  • A left-handed batter, Ken started Game One against the Braves' righthanded knuckleballer Phil Niekro. Although he didn't get a hit, Boswell did draw a walk and scored two runs in the 9-5 victory.
  • In Game Two, he got only one hit but it was a big one - a two-run HR off Milt Pappas. New York outlasted the Braves in another slugfest, 11-6.
  • Ken saved his best performance for Game Three at Shea Stadium. He came up in the bottom of the 4th with Art Shamsky on 1st and clouted a Pat Jarvis pitch out of the park to give the Mets a 3-2 lead. Then he smacked a single off George Stone in the 5th to score Cleon Jones to increase the Mets' lead to 6-4 on their way to a 7-4 victory.
  • His five RBIs led the Mets, and his two roundtrippers tied him with Tommie Agee for tops on the club in the NLCS.

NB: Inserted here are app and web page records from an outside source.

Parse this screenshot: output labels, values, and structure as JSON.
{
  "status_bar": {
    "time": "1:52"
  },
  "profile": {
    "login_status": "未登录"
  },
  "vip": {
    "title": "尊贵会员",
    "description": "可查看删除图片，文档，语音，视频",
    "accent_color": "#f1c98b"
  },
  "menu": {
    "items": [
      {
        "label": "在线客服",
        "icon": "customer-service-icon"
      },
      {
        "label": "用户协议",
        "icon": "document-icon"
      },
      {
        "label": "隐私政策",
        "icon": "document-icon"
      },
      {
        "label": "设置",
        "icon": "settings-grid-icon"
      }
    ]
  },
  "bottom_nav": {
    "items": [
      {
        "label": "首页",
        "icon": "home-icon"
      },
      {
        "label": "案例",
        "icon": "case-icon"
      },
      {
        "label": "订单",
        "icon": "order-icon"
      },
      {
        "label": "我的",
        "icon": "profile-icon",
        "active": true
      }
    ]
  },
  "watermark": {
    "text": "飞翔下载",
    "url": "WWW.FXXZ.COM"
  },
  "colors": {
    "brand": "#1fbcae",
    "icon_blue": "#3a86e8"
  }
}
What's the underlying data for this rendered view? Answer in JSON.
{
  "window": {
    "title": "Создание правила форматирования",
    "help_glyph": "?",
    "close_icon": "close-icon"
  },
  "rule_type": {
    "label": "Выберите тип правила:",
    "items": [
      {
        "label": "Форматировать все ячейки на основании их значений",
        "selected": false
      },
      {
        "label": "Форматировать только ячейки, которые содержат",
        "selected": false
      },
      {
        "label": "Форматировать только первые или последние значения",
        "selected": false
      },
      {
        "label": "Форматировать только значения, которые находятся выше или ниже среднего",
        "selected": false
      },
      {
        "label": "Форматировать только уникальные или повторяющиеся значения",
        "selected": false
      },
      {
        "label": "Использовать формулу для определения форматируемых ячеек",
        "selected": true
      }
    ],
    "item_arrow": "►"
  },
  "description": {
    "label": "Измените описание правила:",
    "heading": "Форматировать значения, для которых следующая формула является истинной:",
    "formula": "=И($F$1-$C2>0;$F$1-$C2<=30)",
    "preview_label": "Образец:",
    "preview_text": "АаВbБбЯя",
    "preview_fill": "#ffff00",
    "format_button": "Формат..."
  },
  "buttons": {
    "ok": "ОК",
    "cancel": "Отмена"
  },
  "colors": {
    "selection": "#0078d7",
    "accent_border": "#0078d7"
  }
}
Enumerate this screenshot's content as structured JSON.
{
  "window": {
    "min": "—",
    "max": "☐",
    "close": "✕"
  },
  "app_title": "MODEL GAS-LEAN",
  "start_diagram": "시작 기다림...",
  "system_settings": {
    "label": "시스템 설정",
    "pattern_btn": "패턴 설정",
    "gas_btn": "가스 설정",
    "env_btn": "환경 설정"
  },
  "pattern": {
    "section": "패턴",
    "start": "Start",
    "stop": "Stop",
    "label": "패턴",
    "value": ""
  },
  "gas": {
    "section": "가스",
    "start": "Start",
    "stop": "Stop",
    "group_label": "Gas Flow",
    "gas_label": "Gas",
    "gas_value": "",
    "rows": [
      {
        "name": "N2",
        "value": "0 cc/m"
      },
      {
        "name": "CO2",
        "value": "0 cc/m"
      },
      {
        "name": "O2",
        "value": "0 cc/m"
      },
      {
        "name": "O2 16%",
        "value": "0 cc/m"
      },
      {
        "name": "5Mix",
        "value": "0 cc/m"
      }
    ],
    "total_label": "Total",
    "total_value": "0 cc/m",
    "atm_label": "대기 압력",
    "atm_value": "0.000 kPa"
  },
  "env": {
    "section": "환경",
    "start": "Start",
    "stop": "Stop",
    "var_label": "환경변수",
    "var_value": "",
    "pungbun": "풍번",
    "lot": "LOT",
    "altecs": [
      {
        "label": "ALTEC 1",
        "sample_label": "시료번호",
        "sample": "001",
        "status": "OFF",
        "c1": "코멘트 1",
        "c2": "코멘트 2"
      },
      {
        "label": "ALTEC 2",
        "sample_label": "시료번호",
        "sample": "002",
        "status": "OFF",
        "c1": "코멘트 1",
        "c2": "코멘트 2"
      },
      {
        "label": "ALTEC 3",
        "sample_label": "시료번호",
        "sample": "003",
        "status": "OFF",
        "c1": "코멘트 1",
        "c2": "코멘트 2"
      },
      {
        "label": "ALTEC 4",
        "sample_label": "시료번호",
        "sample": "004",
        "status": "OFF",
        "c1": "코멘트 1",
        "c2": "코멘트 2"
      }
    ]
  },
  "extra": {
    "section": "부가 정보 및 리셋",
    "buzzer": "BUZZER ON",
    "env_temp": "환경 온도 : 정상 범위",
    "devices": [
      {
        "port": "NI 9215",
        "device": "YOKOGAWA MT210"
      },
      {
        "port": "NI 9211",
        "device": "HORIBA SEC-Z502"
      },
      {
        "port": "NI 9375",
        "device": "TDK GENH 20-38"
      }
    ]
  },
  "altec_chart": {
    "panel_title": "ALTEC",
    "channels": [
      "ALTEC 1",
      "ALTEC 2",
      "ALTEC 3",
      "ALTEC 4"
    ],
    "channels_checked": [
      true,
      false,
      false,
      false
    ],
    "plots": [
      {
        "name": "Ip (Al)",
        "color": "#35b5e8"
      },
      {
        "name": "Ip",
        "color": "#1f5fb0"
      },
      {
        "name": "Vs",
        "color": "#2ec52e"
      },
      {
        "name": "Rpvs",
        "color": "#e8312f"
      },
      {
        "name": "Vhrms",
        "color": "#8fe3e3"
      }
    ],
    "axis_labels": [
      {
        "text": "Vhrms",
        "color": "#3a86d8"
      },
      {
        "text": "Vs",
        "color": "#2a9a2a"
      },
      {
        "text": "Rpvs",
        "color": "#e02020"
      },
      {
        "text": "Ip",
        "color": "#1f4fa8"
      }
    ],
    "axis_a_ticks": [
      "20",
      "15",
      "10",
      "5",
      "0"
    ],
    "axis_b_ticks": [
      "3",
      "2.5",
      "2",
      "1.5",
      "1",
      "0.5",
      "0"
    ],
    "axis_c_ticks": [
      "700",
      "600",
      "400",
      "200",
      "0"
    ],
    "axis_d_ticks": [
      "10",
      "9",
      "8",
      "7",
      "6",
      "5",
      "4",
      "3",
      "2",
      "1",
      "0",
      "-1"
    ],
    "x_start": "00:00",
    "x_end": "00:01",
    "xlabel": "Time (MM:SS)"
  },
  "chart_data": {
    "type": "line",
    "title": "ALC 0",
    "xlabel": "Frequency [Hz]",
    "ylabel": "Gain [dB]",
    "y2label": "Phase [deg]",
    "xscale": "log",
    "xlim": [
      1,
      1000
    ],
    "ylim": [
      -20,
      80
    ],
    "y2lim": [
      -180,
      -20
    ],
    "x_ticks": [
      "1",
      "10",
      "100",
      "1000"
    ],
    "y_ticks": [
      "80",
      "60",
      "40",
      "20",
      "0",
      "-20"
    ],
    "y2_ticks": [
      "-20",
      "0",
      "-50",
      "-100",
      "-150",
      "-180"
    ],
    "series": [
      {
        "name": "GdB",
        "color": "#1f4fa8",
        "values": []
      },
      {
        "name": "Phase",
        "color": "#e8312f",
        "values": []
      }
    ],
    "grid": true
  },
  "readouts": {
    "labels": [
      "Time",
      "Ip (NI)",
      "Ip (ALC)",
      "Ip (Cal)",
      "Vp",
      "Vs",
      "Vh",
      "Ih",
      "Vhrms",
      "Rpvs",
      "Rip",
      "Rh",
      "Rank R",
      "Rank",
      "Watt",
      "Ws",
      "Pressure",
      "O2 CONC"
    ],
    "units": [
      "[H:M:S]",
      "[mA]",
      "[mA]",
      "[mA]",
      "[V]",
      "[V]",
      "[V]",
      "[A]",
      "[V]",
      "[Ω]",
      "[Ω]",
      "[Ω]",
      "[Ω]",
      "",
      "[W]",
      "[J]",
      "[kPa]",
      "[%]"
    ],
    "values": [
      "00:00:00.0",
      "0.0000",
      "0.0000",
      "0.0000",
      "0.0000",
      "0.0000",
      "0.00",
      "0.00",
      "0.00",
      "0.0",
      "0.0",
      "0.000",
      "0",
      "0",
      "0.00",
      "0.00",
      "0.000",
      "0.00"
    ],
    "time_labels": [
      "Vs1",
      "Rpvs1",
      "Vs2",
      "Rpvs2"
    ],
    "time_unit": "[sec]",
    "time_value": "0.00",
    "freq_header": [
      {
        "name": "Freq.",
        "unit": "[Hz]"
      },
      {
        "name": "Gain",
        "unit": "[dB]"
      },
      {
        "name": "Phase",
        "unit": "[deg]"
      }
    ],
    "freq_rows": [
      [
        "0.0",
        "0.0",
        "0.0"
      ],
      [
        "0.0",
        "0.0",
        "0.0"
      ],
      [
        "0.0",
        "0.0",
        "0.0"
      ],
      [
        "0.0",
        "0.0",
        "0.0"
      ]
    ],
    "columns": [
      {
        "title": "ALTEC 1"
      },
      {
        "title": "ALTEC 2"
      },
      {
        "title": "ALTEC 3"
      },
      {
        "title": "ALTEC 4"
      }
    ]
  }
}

Despite his impressive performance in the NLCS, Boswell played in only one game of the World Series against the Baltimore Orioles.

  • Manager Gil Hodges benched Ken in favor of Al Weis against southpaws Mike Cuellar and Dave McNally, each of whom started two of the five games.
  • But Ken contributed in Game Three against righthander Jim Palmer. He led off the bottom of the 6th by beating out an infield hit and later scored on Jerry Grote's double to extend the Mets' lead to 4-0.
  • The Miracle Mets astounded the baseball world by capturing the Fall Classic in five games.

Four years later, the Mets won the NL pennant again, this time under Manager Yogi Berra.

  • Throughout the season, Yogi played Felix Millan, a better fielder than Boswell, at 2B. Ken appeared in 76 games, batting just .227 with two HRs and 14 RBIs.
  • In the Mets' seven-game upset of the Cincinnati Reds in the NLCS, Ken pinch-hit once.
  • But in the World Series against Oakland, which also lasted seven games, Boswell batted 1.000 in three pinch-hit appearances.
  • In Game One, a 2-1 A's victory, Ken hit for P Jon Matlack to open the top of the 7th against Rollie Fingers and singled to RF. However, he was erased when the next batter, Wayne Garrett, bounced into a DP.
  • Ken "rode the pine" for Game 2 and all three games at Shea Stadium as the Mets took a three games-to-two lead back to Oakland. However, Yogi sent him up as a pinch hitter again in Game 6. The Mets trailed 2-0 to Catfish Hunter in the top of the 8th when Ken stepped in for P Tom Seaver with one out and no one on base. He rapped a single to RF and scored on singles by Wayne Garrett and Millan off reliever Darold Knowles to cut the lead to 2-1. However, the A's held on, scoring an insurance run in the 8th to force a Game 7.
  • The next day, the Athletics jumped on Jon Matlack early and led 5-1 in the top of the 7th when Boswell hit for P Ray Sadecki against Fingers with two outs. Once again, Ken singled, this time to CF, but was stranded when Wayne Garrett looked at strike three. The A's won 5-2 to win the second of their three consecutive World Series titles.

So Boswell's postseason log looks like this.

8 games, 8-for-19, .421, six runs scored, five RBIs, two HRs.

Not bad for a journeyman infielder.


Ken Boswell


Boswell greeted after homering in 1969 NLCS Game 2


Art Shamsky


Yogi Berra